» **Task brief**
Each record below must be retyped exactly, with nothing left out.

» **Data**
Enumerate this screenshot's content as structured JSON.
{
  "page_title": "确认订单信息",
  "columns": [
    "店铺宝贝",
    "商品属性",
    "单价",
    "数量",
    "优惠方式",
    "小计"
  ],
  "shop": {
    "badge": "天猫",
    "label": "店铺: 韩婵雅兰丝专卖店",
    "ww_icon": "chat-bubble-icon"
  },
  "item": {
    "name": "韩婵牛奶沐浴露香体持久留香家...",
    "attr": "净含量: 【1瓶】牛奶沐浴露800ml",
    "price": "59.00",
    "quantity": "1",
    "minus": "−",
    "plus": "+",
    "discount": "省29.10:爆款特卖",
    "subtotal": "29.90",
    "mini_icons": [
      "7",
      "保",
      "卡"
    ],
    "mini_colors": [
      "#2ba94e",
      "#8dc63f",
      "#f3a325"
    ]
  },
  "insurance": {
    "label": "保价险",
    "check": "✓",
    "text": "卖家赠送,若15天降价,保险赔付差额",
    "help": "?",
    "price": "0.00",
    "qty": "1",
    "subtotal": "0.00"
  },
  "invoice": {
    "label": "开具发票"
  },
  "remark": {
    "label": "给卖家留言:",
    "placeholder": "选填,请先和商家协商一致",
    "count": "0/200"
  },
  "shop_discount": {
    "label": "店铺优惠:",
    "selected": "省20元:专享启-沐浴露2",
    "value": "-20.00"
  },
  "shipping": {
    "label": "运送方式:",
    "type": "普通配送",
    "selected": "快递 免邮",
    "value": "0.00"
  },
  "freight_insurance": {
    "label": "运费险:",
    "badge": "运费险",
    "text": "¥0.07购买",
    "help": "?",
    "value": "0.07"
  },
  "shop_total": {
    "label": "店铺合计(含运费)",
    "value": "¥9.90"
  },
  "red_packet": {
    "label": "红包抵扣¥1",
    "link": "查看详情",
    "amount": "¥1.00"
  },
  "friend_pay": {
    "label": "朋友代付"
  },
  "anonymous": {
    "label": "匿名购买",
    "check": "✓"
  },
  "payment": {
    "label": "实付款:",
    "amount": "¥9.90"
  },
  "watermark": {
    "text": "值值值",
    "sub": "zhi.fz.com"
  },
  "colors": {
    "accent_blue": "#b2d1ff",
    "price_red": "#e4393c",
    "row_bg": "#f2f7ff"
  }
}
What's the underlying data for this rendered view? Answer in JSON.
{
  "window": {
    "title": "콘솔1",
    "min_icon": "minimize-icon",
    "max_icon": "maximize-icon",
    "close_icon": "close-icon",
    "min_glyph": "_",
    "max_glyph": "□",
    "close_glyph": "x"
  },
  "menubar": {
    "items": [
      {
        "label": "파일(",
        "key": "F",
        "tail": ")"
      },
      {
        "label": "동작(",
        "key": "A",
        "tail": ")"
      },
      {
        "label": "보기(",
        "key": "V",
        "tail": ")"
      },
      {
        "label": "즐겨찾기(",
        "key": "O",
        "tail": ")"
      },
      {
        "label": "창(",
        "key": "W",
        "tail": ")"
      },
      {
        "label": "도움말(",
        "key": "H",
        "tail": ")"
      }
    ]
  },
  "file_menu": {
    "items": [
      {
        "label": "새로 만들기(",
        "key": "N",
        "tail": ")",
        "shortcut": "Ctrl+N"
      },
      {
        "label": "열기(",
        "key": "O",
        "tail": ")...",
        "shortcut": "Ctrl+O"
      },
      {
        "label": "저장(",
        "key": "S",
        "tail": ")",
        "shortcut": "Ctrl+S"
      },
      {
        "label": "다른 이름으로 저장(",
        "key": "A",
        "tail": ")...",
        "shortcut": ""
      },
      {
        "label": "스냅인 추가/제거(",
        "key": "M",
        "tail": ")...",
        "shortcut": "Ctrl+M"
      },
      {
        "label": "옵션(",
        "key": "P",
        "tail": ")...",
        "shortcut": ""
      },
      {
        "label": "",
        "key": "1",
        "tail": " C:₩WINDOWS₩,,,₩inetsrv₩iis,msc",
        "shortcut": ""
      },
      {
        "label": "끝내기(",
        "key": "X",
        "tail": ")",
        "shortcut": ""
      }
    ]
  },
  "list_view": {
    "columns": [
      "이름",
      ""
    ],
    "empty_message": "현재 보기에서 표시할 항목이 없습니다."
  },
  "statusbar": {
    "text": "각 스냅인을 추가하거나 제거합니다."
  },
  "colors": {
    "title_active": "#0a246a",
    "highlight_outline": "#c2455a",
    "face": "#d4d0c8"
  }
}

» **Answer below**
Enumerate this screenshot's content as structured JSON.
{
  "page_title": "确认订单信息",
  "columns": [
    "店铺宝贝",
    "商品属性",
    "单价",
    "数量",
    "优惠方式",
    "小计"
  ],
  "shop": {
    "badge": "天猫",
    "label": "店铺: 韩婵雅兰丝专卖店",
    "ww_icon": "chat-bubble-icon"
  },
  "item": {
    "name": "韩婵牛奶沐浴露香体持久留香家...",
    "attr": "净含量: 【1瓶】牛奶沐浴露800ml",
    "price": "59.00",
    "quantity": "1",
    "minus": "−",
    "plus": "+",
    "discount": "省29.10:爆款特卖",
    "subtotal": "29.90",
    "mini_icons": [
      "7",
      "保",
      "卡"
    ],
    "mini_colors": [
      "#2ba94e",
      "#8dc63f",
      "#f3a325"
    ]
  },
  "insurance": {
    "label": "保价险",
    "check": "✓",
    "text": "卖家赠送,若15天降价,保险赔付差额",
    "help": "?",
    "price": "0.00",
    "qty": "1",
    "subtotal": "0.00"
  },
  "invoice": {
    "label": "开具发票"
  },
  "remark": {
    "label": "给卖家留言:",
    "placeholder": "选填,请先和商家协商一致",
    "count": "0/200"
  },
  "shop_discount": {
    "label": "店铺优惠:",
    "selected": "省20元:专享启-沐浴露2",
    "value": "-20.00"
  },
  "shipping": {
    "label": "运送方式:",
    "type": "普通配送",
    "selected": "快递 免邮",
    "value": "0.00"
  },
  "freight_insurance": {
    "label": "运费险:",
    "badge": "运费险",
    "text": "¥0.07购买",
    "help": "?",
    "value": "0.07"
  },
  "shop_total": {
    "label": "店铺合计(含运费)",
    "value": "¥9.90"
  },
  "red_packet": {
    "label": "红包抵扣¥1",
    "link": "查看详情",
    "amount": "¥1.00"
  },
  "friend_pay": {
    "label": "朋友代付"
  },
  "anonymous": {
    "label": "匿名购买",
    "check": "✓"
  },
  "payment": {
    "label": "实付款:",
    "amount": "¥9.90"
  },
  "watermark": {
    "text": "值值值",
    "sub": "zhi.fz.com"
  },
  "colors": {
    "accent_blue": "#b2d1ff",
    "price_red": "#e4393c",
    "row_bg": "#f2f7ff"
  }
}
What's the underlying data for this rendered view? Answer in JSON.
{
  "window": {
    "title": "콘솔1",
    "min_icon": "minimize-icon",
    "max_icon": "maximize-icon",
    "close_icon": "close-icon",
    "min_glyph": "_",
    "max_glyph": "□",
    "close_glyph": "x"
  },
  "menubar": {
    "items": [
      {
        "label": "파일(",
        "key": "F",
        "tail": ")"
      },
      {
        "label": "동작(",
        "key": "A",
        "tail": ")"
      },
      {
        "label": "보기(",
        "key": "V",
        "tail": ")"
      },
      {
        "label": "즐겨찾기(",
        "key": "O",
        "tail": ")"
      },
      {
        "label": "창(",
        "key": "W",
        "tail": ")"
      },
      {
        "label": "도움말(",
        "key": "H",
        "tail": ")"
      }
    ]
  },
  "file_menu": {
    "items": [
      {
        "label": "새로 만들기(",
        "key": "N",
        "tail": ")",
        "shortcut": "Ctrl+N"
      },
      {
        "label": "열기(",
        "key": "O",
        "tail": ")...",
        "shortcut": "Ctrl+O"
      },
      {
        "label": "저장(",
        "key": "S",
        "tail": ")",
        "shortcut": "Ctrl+S"
      },
      {
        "label": "다른 이름으로 저장(",
        "key": "A",
        "tail": ")...",
        "shortcut": ""
      },
      {
        "label": "스냅인 추가/제거(",
        "key": "M",
        "tail": ")...",
        "shortcut": "Ctrl+M"
      },
      {
        "label": "옵션(",
        "key": "P",
        "tail": ")...",
        "shortcut": ""
      },
      {
        "label": "",
        "key": "1",
        "tail": " C:₩WINDOWS₩,,,₩inetsrv₩iis,msc",
        "shortcut": ""
      },
      {
        "label": "끝내기(",
        "key": "X",
        "tail": ")",
        "shortcut": ""
      }
    ]
  },
  "list_view": {
    "columns": [
      "이름",
      ""
    ],
    "empty_message": "현재 보기에서 표시할 항목이 없습니다."
  },
  "statusbar": {
    "text": "각 스냅인을 추가하거나 제거합니다."
  },
  "colors": {
    "title_active": "#0a246a",
    "highlight_outline": "#c2455a",
    "face": "#d4d0c8"
  }
}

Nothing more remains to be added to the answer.